By Michael Maiello

The United States Supreme Court is hearing two pivotal cases and could, at its whim, change the definition of marriage and custom that has guided human society since ancient times.  From experience, we know this — for the most part, aside from sex, men prefer the company of men and women prefer the company of women.  We have never had a society where the norm was for men and women to cohabitate, particularly with children.

What has worked so far for humanity is this — a man and a man live together to raise a young man.  A woman and another woman live together to raise a young woman.  This has not only been successful from an evolutionary standpoint, but it has promoted civic harmony and social cohesion.

Throughout history, there have been dissidents to humanity’s conventions.  There have been men and women who have chosen to live together and even to raise children.  These heterodox men and women have served in the military, they have served in Congress and they have participated in the economy, sometimes in secret, sometimes out in the open.

There is no reason for anyone to hate these people.  All people should, of course, love and respect one another.  But that love and respect does not translate into condoning specific behaviors or choices.  We might love the thief but hate the thieving, because thieving is bad for society.  By the same vein, we might love those who engage in heterodox marriage, but hate the act of heterodox marriage, because the idea of a man and woman, living together for life, is bad for society.

Heterodox Marriage proponents will tell you that, “It’s none of your business.”  But we all live together.  Who wants to share a society full of children left confused by having both a male and female role model when the child is clearly either one or the other?

Even when children aren’t involved, heterodox marriages creates costly problems for society.  For example, most incidents of domestic violence between heterodox marriage couples occur during the Super Bowl, when the emotional state of the male is obviously and understandably heightened and inhibitions are lowered by alcohol consumption.

For their part, even the best intentioned men are unlikely to ever develop any sort of meaningful interest in typical women’s activities such as knitting, the novels of J.K. Rowling and wearing Lululemon products in non-yoga settings.

Men and women share extensive company for one reason, intended by nature, for which most of our bodies derive great pleasure.  Whether it’s fair or not, the idea of a heterodox couple, where a man and woman share extensive time together both inside and outside of the household, even to the point of sharing the burdens of mundane and pecuniary tasks, leaves the impression of persistent libido driven tendencies.

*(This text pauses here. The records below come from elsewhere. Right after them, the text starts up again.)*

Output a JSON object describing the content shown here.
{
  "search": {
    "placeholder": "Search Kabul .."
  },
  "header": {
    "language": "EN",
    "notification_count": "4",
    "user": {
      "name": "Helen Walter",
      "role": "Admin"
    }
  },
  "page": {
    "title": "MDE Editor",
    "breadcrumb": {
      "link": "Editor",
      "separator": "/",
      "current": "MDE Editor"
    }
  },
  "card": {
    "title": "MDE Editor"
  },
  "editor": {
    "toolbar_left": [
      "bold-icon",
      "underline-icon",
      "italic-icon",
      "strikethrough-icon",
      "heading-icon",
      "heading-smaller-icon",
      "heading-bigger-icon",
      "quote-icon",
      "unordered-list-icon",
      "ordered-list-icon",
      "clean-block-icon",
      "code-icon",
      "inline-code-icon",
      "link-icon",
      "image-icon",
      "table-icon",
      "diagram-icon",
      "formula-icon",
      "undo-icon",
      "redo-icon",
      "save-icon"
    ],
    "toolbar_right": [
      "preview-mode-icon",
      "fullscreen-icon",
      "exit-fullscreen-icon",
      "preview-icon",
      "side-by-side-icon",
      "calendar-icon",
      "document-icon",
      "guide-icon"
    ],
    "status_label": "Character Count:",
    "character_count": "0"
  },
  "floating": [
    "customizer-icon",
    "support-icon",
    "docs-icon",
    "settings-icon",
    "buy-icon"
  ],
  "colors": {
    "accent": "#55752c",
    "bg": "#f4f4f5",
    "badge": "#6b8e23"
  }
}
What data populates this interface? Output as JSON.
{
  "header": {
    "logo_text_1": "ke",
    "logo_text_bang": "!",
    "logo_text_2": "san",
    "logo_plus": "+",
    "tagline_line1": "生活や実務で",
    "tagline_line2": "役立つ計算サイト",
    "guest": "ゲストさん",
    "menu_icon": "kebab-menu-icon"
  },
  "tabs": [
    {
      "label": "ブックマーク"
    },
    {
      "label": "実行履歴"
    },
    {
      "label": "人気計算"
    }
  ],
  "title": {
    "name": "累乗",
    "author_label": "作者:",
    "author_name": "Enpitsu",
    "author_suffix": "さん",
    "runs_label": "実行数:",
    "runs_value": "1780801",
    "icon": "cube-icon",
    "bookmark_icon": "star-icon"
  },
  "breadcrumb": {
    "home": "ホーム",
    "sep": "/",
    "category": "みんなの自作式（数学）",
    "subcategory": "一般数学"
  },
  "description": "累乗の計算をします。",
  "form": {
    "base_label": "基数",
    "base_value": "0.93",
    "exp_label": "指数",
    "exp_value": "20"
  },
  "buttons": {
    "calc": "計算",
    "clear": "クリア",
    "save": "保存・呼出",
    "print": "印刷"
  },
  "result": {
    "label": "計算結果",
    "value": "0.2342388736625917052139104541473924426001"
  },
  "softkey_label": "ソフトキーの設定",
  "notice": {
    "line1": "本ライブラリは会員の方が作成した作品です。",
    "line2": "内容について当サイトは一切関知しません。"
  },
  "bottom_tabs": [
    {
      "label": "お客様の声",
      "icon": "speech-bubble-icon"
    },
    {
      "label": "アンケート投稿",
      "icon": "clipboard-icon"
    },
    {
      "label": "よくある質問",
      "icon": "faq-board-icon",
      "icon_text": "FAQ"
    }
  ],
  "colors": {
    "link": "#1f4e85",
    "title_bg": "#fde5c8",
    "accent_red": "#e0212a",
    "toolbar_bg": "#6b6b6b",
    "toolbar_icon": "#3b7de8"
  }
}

I realize, in this politically correct age that the above might strike some observers as too blunt but even if the reality of such a relationship based on constant sex is unlikely that the sheer amount of time these men and women choose to spend in each other’s company implies the possibility to outsiders.  Two men shopping at Whole Foods might discuss their Fantasy Football results while picking through the peppers, mushrooms and arugula.  The fantasies of a man and woman shopping together will naturally turn less towards professional sports than it will towards lewd conduct behind the bulk grain bins near the freight elevator.

There is no doubt that these heterodox couples have a legitimate claim to a personal right.  But is society ready for the transformation towards unbridled sexuality that the outright sanction of opposite sex partnerships could cause?  I think that some people are and, over time, the country as a whole might come around to that point of view.  But, it’s too early.  Let’s leave it to the states and future generations, not the Supreme Court.